• **Problem to work on**:
Because the material must be preserved as it stands, copy every line exactly.

==== Supplied material ====

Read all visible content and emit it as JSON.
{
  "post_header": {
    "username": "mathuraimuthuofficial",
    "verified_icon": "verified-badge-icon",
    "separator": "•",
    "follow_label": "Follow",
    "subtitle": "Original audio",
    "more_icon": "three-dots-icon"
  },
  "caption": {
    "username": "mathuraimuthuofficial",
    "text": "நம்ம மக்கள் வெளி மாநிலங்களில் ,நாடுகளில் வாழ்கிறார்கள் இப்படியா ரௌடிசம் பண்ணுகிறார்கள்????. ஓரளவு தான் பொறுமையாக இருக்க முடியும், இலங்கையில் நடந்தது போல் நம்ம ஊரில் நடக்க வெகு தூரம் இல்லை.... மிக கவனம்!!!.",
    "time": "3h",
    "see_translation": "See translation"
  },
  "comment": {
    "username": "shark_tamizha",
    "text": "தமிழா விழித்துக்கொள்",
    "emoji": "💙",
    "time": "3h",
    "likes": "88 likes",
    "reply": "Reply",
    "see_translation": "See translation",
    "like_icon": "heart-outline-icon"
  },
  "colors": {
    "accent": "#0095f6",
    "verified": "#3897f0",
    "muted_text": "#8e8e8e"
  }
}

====

• **Output of the task**:
Read all visible content and emit it as JSON.
{
  "post_header": {
    "username": "mathuraimuthuofficial",
    "verified_icon": "verified-badge-icon",
    "separator": "•",
    "follow_label": "Follow",
    "subtitle": "Original audio",
    "more_icon": "three-dots-icon"
  },
  "caption": {
    "username": "mathuraimuthuofficial",
    "text": "நம்ம மக்கள் வெளி மாநிலங்களில் ,நாடுகளில் வாழ்கிறார்கள் இப்படியா ரௌடிசம் பண்ணுகிறார்கள்????. ஓரளவு தான் பொறுமையாக இருக்க முடியும், இலங்கையில் நடந்தது போல் நம்ம ஊரில் நடக்க வெகு தூரம் இல்லை.... மிக கவனம்!!!.",
    "time": "3h",
    "see_translation": "See translation"
  },
  "comment": {
    "username": "shark_tamizha",
    "text": "தமிழா விழித்துக்கொள்",
    "emoji": "💙",
    "time": "3h",
    "likes": "88 likes",
    "reply": "Reply",
    "see_translation": "See translation",
    "like_icon": "heart-outline-icon"
  },
  "colors": {
    "accent": "#0095f6",
    "verified": "#3897f0",
    "muted_text": "#8e8e8e"
  }
}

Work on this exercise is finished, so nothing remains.